I don’t remember exactly what Samantha says, but she thinks the area is very dull, which is very strange to me because I could die in that place, it was so beautiful there and so adorably British.
Anyway, my main issue with the book was James Orville III, her professor. First of all, I don’t understand how he’s named James Orville III when we learn late in the book what his father’s name is, which is neither James nor Orville nor II. (I won’t spoil it, though.) But besides that, he just seemed rather unrealistic to me. Like, he’s just strangely obsessed with literature in a way that I just don’t believe is real, and like I said, I was an English major, so that’s saying something. And the way he acts with Samantha just seems ridiculous. All the times they just happen to end up in the same place at the same time and decide to hang out are so implausible. And why would he be in his boxers in his office? Like, he definitely didn’t walk there in boxers, so, what, he took off his pants when he got there? Really? I don’t think so. Samantha seemed pretty weird and awkward, so I definitely don’t buy the ending (I won’t spoil that either), but the book was still really entertaining and well-written otherwise, so I would recommend checking it out once it is published.
Also: I won’t be posting reviews for the next month or so. I’m starting residential treatment for my anorexia, and I won’t be allowed to have my computer or anything, but I will be bringing a nice stack of books, so I’ll be spitting out a handful of reviews right when I return.
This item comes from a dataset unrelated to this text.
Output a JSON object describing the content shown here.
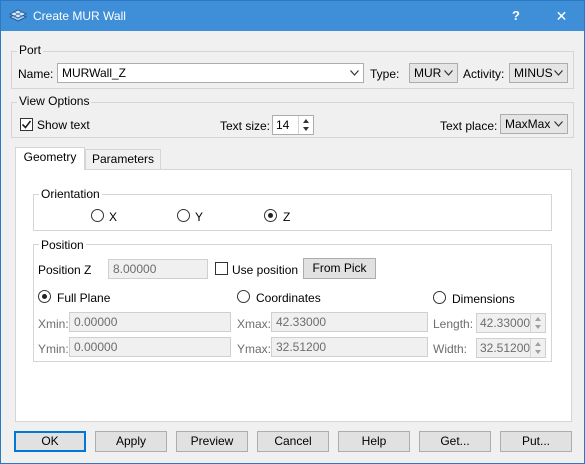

So just don’t think I’ve abandoned this blog, because I haven’t. I’m just taking a little vacation from life in order to heal. If you’re interested in reading about eating disorders, I’d recommend Wintergirls by Laurie Halse Anderson. Wintergirls is one of my favorite books of all time, and while everyone’s eating disorder is different, I think Anderson did a really good job of creating a very realistic version of anorexia. That being said, if you’re currently really struggling with anorexia, I think the book could be triggering if you want it to be, so read with caution. If you’re still at the point where you don’t want to recover, it might be best to wait to read it until you’re in a better mindset. If you’re looking for triggers, just know that I was right there with you just a week ago, and I’ve only just begun to accept recovery, which I know will happen for you as well.